NASHVILLE,TN – Mayor David Briley accepted two checks last week worth $2.8 million to buy more recycling trucks for Nashville. Household curbside pick-ups will increase from once a month to every other week in early 2020. The money comes from the Tennessee Department of Environment and Conservation (TDEC) and an NGO, The Recycling Partnership. The NGO is supported by big companies like Waste Management, Inc including a Unilever brand of beauty products, Love Beauty and Planet.

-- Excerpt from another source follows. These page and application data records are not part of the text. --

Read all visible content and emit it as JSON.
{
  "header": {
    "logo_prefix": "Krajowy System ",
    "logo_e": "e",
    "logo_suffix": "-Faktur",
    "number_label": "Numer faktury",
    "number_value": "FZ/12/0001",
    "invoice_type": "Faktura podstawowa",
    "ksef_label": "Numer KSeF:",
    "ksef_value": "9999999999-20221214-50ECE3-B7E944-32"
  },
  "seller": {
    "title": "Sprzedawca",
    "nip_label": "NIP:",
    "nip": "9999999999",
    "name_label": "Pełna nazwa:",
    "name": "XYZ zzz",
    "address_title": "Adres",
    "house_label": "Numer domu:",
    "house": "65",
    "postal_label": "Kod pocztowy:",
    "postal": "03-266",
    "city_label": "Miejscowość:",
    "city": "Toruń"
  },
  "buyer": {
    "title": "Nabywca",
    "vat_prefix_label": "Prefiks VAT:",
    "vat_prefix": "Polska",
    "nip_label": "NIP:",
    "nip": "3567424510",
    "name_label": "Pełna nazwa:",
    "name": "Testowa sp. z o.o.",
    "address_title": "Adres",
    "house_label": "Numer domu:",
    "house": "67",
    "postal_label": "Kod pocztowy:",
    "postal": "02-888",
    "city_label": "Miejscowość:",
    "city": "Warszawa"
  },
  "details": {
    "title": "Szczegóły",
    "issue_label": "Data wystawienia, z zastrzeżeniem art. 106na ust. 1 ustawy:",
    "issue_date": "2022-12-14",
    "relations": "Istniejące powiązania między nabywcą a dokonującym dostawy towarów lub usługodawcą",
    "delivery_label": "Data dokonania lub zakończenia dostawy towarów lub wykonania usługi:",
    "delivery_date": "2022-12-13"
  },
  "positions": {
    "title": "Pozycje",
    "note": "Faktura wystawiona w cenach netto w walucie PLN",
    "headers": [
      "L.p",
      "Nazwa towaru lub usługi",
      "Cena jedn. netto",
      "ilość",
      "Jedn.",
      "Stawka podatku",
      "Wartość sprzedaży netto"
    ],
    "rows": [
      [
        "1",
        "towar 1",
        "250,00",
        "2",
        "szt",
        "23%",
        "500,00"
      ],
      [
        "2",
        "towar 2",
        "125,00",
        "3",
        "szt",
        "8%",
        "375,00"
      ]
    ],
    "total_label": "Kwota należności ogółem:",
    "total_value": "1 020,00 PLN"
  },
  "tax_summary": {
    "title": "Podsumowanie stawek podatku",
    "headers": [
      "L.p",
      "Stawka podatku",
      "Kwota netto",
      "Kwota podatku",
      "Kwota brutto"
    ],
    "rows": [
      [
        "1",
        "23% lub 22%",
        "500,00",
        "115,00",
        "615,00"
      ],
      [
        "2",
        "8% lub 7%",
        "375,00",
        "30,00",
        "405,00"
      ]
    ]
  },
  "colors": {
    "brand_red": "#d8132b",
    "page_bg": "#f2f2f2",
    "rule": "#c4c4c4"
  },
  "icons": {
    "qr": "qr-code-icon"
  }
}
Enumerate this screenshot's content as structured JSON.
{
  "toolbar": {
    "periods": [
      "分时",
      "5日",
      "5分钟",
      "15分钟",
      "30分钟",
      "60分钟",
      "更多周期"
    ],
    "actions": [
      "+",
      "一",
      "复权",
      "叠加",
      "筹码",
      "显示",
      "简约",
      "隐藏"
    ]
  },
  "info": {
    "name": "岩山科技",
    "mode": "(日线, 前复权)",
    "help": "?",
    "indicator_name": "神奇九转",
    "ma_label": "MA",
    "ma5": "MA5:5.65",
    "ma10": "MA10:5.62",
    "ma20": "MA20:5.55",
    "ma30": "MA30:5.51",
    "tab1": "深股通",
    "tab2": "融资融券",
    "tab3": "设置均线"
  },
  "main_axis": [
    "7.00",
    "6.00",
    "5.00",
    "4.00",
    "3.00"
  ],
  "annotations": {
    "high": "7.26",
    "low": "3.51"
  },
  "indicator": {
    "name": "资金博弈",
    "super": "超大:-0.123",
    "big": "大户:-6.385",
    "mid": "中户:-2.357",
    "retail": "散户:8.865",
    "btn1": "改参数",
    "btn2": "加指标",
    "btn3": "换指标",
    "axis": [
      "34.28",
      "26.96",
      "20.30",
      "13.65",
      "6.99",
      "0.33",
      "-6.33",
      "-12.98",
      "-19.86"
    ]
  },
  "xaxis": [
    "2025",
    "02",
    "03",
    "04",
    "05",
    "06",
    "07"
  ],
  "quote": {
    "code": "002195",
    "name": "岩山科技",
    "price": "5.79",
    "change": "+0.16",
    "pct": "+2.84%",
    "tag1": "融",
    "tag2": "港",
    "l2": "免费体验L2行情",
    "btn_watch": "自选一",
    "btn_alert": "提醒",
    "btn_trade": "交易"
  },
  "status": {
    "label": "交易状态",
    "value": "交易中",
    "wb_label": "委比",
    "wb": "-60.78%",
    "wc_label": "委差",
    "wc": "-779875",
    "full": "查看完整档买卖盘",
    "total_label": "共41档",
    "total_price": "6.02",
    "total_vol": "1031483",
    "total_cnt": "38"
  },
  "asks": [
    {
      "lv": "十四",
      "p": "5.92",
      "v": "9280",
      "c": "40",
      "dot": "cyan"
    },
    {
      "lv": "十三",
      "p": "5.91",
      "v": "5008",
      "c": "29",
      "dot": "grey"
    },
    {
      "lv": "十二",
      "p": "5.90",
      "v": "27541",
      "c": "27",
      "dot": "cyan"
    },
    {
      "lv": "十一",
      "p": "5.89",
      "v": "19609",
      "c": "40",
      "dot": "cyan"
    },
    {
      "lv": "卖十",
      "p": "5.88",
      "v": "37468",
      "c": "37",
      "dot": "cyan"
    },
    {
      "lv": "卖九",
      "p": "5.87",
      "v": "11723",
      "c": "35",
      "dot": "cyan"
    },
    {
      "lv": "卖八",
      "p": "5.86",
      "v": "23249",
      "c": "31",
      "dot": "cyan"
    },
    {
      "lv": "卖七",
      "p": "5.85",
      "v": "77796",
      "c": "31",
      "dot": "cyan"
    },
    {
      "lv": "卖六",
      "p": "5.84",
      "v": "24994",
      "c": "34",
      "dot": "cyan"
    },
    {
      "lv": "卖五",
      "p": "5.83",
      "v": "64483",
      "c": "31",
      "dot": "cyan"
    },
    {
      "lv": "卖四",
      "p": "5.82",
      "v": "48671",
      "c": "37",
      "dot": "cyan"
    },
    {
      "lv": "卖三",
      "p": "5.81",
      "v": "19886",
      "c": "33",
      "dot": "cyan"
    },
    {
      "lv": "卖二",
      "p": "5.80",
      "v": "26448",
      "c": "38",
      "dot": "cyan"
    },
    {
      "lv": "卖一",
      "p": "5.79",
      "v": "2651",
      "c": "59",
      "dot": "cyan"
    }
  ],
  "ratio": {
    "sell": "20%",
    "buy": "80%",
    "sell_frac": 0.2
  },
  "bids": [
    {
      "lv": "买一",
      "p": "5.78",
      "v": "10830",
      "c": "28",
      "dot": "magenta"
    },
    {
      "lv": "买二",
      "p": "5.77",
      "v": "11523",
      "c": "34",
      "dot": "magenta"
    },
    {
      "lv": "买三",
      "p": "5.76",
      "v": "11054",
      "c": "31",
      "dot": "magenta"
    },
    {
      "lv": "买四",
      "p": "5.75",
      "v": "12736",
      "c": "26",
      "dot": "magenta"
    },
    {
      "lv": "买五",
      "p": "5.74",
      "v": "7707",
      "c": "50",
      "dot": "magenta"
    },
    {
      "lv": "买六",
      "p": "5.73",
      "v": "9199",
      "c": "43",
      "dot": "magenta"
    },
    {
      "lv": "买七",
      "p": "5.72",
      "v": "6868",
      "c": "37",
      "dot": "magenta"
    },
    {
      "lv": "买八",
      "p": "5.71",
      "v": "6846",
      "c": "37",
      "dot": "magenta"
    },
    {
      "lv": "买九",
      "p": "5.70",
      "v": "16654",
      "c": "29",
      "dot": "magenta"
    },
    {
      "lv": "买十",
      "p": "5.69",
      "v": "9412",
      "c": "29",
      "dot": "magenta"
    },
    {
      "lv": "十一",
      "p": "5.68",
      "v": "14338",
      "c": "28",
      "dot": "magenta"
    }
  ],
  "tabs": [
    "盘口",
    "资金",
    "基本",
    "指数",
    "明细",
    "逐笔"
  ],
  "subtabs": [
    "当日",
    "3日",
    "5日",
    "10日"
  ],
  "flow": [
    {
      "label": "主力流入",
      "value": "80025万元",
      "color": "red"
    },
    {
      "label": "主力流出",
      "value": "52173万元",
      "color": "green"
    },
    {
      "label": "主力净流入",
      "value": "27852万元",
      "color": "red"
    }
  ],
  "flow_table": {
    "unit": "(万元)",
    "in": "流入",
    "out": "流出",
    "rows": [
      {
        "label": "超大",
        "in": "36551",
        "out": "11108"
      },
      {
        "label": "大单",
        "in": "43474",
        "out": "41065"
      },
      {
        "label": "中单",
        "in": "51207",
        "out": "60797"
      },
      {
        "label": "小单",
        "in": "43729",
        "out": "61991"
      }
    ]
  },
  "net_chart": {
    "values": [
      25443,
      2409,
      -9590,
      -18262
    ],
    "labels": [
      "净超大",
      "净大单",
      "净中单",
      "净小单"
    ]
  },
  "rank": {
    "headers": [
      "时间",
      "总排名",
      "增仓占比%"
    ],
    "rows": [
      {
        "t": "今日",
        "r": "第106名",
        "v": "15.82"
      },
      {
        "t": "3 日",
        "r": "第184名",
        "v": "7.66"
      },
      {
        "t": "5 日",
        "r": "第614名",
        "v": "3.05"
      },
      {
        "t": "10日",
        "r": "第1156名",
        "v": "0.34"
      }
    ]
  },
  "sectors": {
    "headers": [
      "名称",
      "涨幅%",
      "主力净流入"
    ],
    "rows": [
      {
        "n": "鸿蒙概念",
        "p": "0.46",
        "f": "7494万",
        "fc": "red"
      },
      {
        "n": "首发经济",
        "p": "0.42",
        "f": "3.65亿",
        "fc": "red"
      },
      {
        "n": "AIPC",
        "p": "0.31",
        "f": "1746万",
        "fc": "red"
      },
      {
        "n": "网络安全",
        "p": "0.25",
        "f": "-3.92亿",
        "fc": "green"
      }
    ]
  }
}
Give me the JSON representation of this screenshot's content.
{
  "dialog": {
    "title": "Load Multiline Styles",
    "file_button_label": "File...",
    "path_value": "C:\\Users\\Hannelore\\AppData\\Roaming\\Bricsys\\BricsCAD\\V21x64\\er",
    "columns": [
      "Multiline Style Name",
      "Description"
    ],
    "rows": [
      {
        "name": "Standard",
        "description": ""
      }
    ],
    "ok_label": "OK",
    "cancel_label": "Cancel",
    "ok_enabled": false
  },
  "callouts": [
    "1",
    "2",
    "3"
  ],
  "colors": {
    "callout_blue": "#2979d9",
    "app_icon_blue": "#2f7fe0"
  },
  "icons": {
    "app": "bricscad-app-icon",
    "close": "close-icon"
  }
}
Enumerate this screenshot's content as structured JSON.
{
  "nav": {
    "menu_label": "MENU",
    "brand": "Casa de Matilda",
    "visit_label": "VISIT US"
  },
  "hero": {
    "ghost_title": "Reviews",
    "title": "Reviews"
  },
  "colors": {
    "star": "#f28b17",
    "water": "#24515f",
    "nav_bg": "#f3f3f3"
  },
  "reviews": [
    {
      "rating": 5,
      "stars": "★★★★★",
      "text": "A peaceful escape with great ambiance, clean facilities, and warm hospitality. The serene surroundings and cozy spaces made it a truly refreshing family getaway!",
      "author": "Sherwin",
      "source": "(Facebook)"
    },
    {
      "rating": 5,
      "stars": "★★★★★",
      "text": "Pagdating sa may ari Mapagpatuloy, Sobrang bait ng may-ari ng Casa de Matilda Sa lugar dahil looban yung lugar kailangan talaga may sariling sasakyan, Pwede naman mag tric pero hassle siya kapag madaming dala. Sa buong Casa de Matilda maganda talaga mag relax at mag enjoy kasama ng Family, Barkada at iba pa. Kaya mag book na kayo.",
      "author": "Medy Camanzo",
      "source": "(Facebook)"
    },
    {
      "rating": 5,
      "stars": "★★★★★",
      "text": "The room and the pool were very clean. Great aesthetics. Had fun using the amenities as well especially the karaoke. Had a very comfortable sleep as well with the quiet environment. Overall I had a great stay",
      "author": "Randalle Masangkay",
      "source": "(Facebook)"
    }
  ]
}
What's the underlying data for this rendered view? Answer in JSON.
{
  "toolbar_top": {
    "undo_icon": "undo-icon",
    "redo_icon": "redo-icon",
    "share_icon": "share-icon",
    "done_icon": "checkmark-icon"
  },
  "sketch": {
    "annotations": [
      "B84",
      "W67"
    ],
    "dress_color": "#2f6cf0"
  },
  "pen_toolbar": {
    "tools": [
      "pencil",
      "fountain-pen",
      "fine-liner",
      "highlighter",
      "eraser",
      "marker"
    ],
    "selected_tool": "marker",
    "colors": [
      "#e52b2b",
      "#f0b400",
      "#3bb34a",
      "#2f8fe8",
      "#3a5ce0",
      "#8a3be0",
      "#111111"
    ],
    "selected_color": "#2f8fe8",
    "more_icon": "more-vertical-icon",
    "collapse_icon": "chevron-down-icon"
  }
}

“The fun part of my job is giving out money,” said Greg Young, Deputy Commissioner, Bureau of Environment for the Tennessee Department of Environment and Conservation (TDEC). “Our mission is really to protect and improve and promote health and environmental quality throughout the state. One way we carry this out is providing these types of grants to encourage the reduction of landfill waste and the reuse of recovered materials,” he said.
Young noted Nashville has a significant amount of money going towards recycling and a significant amount of jobs as a result of the recycling it already does.
“This grant will double the amount of recycling pickups in the city and ensure a steady supply of recovered materials that will help grow the recycling economy,” he said.
The press conference last week in City Hall was emceed by Sharon Stone from Metro’s Public Works Department. She introduced Briley as a waste reduction superhero.
“I was on the council when we first started recycling and ever since we’ve had a demand from certain parts of town that we increase recycling and today the city of Nashville is in position to expand curbside recycling,” said Mayor Briley.
Briley thanked Public Works, TDEC, and the Recycling Partnership for helping him and District 19 Councilman Freddie O’Connell to make good on their efforts to expand recycling in the city. Metro has been working on doing that for more than a year.
“I have learned in my life in Nashville if something good happens, nine times out of ten it is a public-private partnership and this is clearly one of those,” Briley said.
“The most expensive part of recycling is collection so by collecting commingled recyclables like they do at the curb is what drives efficiency and increases the ease for the citizens to participate,” said Rob Taylor, Director of Grants and Community Engagement for The Recycling Partnership. They have given grants to Atlanta, Columbia, South Carolina, Iowa City, and Sarasota, Florida.
“We’ve seen an increase of 125 pounds per year per household moving from the disposal stream into the recycling stream from the Partnership’s work in communities across the country,” Taylor said.
In Nashville, between 12-30 tons of recyclables are recovered annually. That figure could double next year. Stone said the city’s ten recycling sites recover about seven tons every year.
The big dumpsters at the Bellevue site are often overflowing or not there because they are being emptied. Stone said Public Works wants to increase the capacity of residents who do their own sorting but not with this $2.8 million. It is all going for more curbside pick-ups.